from the Calgary Sun,
It was with a sombre tone and a painful limp Jarome Iginla showed up at the ‘Dome yesterday to deliver news of an MCL sprain in his left knee.
Yet despite announcing he’s out indefinitely, Iginla then unknowingly demonstrated the type of healing powers he possesses….
“It doesn’t feel great today but that’s what I’m told. I don’t know if that means I’ll be back in a week or what.”
More likely closer to three or four.
from the News & Observer,
As frustrated as he is with the way the Carolina Hurricanes are playing, general manager Jim Rutherford said Friday he won’t make a trade just to shake things up. But that doesn’t mean he won’t make a trade.
“We are going to continue to look at possibly adding a defenseman, but it’s not going to be a deal where we’re going to be forced into doing it or forced into overpaying,” Rutherford said….
Rutherford also left open the possibility of making a move for a forward during the next few weeks in an attempt to bolster Carolina’s misfiring offense.
from Robert Tychkowski of the Edmonton Sun,
They told Martin Gelinas the exact same thing they tell every fresh-faced kid who wins a Stanley Cup early in his career - savour it, because you never know when, or if, you’ll ever win one again.
And, like most of the fresh-faced kids before and after him, Gelinas didn’t listen.
That was 18 years ago, and Gelinas hasn’t won since.

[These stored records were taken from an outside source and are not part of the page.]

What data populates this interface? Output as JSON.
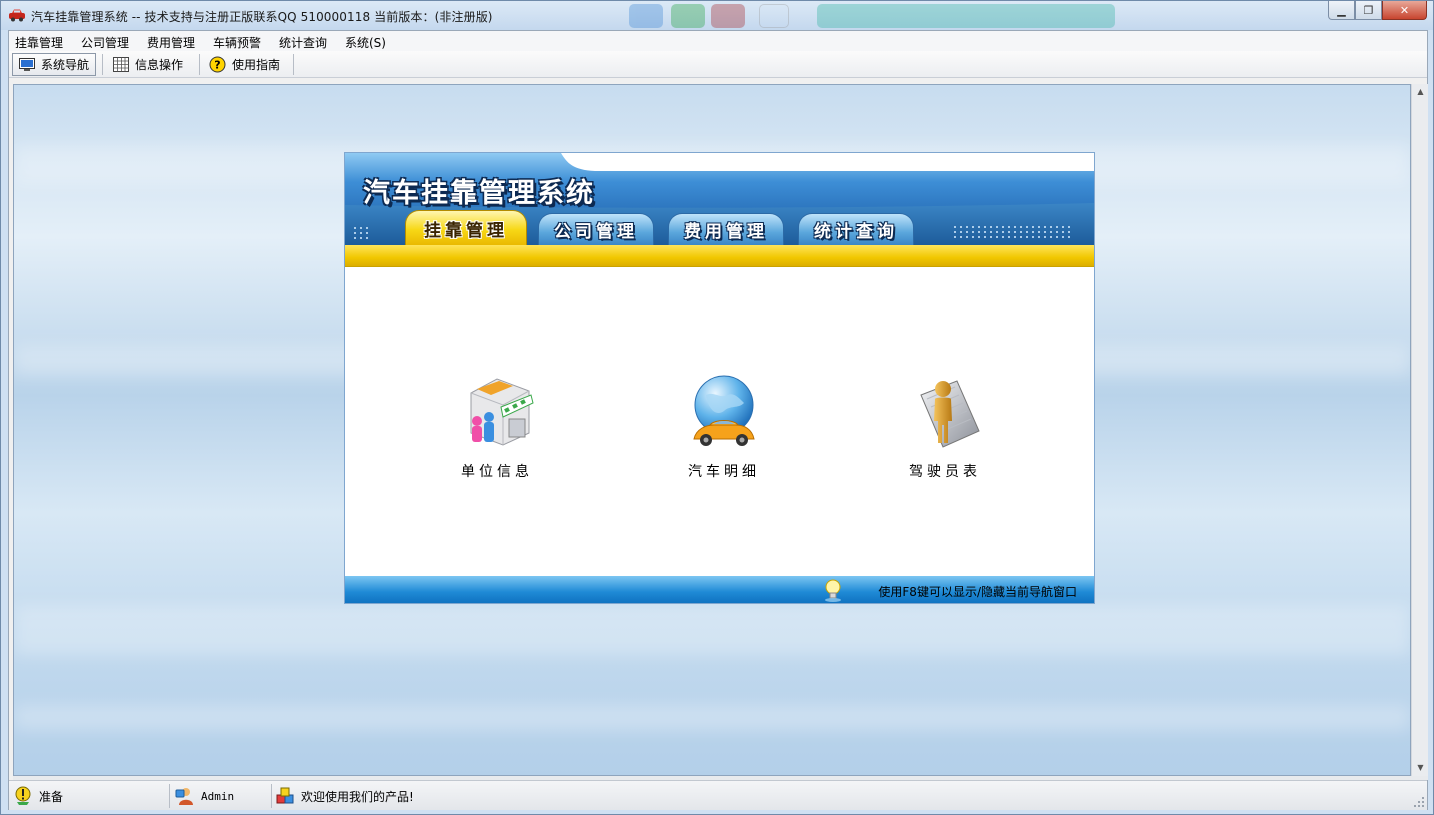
{
  "window": {
    "title": "汽车挂靠管理系统 -- 技术支持与注册正版联系QQ 510000118    当前版本：(非注册版)",
    "controls": [
      "minimize",
      "maximize",
      "close"
    ]
  },
  "menu": {
    "items": [
      "挂靠管理",
      "公司管理",
      "费用管理",
      "车辆预警",
      "统计查询",
      "系统(S)"
    ]
  },
  "toolbar": {
    "buttons": [
      {
        "label": "系统导航",
        "icon": "monitor-icon"
      },
      {
        "label": "信息操作",
        "icon": "grid-icon"
      },
      {
        "label": "使用指南",
        "icon": "help-icon"
      }
    ]
  },
  "nav_panel": {
    "banner_title": "汽车挂靠管理系统",
    "tabs": [
      "挂靠管理",
      "公司管理",
      "费用管理",
      "统计查询"
    ],
    "active_tab": "挂靠管理",
    "entries": [
      {
        "label": "单位信息",
        "icon": "shop-building-icon"
      },
      {
        "label": "汽车明细",
        "icon": "globe-car-icon"
      },
      {
        "label": "驾驶员表",
        "icon": "driver-person-icon"
      }
    ],
    "footer_hint": "使用F8键可以显示/隐藏当前导航窗口"
  },
  "statusbar": {
    "status": "准备",
    "user": "Admin",
    "message": "欢迎使用我们的产品!"
  },
  "colors": {
    "banner_blue": "#2f7fcf",
    "tab_yellow": "#f7d816",
    "footer_blue": "#1f8ad6"
  }
}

“I took it for granted,” said the 36-year-old Florida Panther. “I thought I would win a bunch of them. I was surrounded by great players. I know now that I didn’t truly appreciate it. You assume it’s going to happen every year and it doesn’t.”
more... and other NHL tidbits…

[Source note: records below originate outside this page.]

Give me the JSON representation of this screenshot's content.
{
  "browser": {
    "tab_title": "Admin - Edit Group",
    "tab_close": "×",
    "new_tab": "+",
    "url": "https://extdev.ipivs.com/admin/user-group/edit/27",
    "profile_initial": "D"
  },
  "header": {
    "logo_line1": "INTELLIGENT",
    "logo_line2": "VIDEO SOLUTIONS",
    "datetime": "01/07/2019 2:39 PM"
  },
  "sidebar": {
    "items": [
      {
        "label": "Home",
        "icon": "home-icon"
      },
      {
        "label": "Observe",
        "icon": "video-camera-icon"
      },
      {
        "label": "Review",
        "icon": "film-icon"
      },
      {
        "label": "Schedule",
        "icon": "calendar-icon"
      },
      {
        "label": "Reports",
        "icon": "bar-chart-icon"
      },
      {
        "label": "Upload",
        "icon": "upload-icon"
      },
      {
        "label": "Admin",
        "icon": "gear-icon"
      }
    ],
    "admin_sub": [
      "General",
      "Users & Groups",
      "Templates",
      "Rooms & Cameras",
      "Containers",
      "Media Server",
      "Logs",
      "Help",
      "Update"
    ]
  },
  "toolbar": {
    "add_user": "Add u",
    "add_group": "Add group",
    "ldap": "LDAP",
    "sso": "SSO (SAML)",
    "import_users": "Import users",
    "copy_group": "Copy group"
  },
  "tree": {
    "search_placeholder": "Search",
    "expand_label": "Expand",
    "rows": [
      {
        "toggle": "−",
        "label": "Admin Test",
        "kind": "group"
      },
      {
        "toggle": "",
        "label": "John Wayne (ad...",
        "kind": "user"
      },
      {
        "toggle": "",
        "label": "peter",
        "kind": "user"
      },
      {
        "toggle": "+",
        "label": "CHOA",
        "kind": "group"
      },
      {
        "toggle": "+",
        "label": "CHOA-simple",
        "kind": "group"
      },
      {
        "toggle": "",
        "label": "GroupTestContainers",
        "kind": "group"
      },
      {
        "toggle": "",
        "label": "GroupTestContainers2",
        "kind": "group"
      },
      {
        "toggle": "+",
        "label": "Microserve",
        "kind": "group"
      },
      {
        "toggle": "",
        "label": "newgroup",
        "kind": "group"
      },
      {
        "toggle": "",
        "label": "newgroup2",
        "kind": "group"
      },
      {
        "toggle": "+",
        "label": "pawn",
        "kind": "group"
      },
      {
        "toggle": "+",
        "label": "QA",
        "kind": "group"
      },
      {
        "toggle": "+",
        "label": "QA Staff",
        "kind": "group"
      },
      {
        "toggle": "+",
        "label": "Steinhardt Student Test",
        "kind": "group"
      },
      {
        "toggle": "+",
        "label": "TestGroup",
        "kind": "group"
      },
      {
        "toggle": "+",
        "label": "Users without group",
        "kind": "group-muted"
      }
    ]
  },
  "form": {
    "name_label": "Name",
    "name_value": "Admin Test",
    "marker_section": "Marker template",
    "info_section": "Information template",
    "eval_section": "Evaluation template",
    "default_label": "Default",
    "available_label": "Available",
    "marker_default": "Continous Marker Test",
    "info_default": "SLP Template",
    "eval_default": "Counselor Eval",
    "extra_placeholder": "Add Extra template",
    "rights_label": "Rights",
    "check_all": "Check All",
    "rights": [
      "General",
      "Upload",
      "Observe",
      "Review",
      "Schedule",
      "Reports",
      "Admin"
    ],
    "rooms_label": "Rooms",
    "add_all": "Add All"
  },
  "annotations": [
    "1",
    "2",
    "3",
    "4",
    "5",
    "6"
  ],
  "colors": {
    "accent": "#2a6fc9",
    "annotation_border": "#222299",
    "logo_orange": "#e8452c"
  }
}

from the Calgary Sun,
There’s nothing funny about being diagnosed with a deadly disease.
But Calgary’s Brent Peterson soon realized after being told he had Parkinson’s Disease that laughter is the best medicine.

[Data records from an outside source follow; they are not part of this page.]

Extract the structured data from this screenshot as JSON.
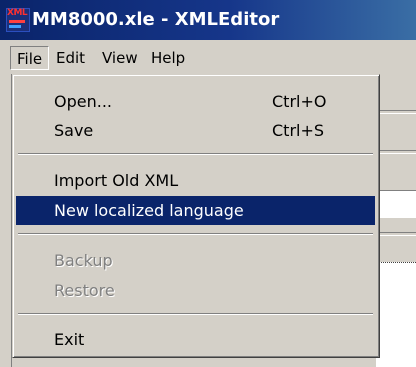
{
  "window": {
    "title": "MM8000.xle - XMLEditor",
    "icon": "xml-app-icon",
    "icon_text": "XML"
  },
  "menubar": {
    "items": [
      {
        "label": "File",
        "open": true
      },
      {
        "label": "Edit"
      },
      {
        "label": "View"
      },
      {
        "label": "Help"
      }
    ]
  },
  "file_menu": {
    "items": [
      {
        "label": "Open...",
        "shortcut": "Ctrl+O",
        "enabled": true
      },
      {
        "label": "Save",
        "shortcut": "Ctrl+S",
        "enabled": true
      },
      {
        "label": "Import Old XML",
        "enabled": true
      },
      {
        "label": "New localized language",
        "enabled": true,
        "highlighted": true
      },
      {
        "label": "Backup",
        "enabled": false
      },
      {
        "label": "Restore",
        "enabled": false
      },
      {
        "label": "Exit",
        "enabled": true
      }
    ]
  },
  "colors": {
    "titlebar": "#0a246a",
    "highlight": "#0a246a",
    "face": "#d4d0c8",
    "disabled_text": "#808080"
  }
}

The Nashville Predators assistant coach who, upon hearing he had the debilitating affliction, took the news really hard.
from the Ottawa Citizen,
Bill Doern auditions people who want to go to NHL hockey games, and takes along those who have something to offer him.
“This is about engaging people that I have not spoken to before,” said Mr. Doern, a principal with SUM Inc. SCG. “People in Ottawa are passionate about hockey.”
Mr. Doern holds a pair of Ottawa Senators’ season tickets and has taken several clients and acquaintances to hockey games.
From the Winnipeg Sun,
Murray Greig has trained and managed professional boxers and has worked the corner in Canadian, Commonwealth and world title fights. Here he sizes up the fistic prowess of hockey players that he’s personally seen drop the gloves
1. GORDIE HOWE
Arguably the greatest forward in the history of the game, Mr. Hockey was also - indisputably - the best fighter.
Forget about different eras, bigger guys, improved training and conditioning. In terms of pure fighting ability, Howe was the real deal - head and shoulders above the rest.
About Kukla's Korner Hockey
Paul Kukla founded Kukla’s Korner in 2005 and the site has since become the must-read site on the ‘net for all the latest happenings around the NHL.
From breaking news to in-depth stories around the league, KK Hockey is updated with fresh stories all day long and will bring you the latest news as quickly as possible.
Email Paul anytime at firstname.lastname@example.org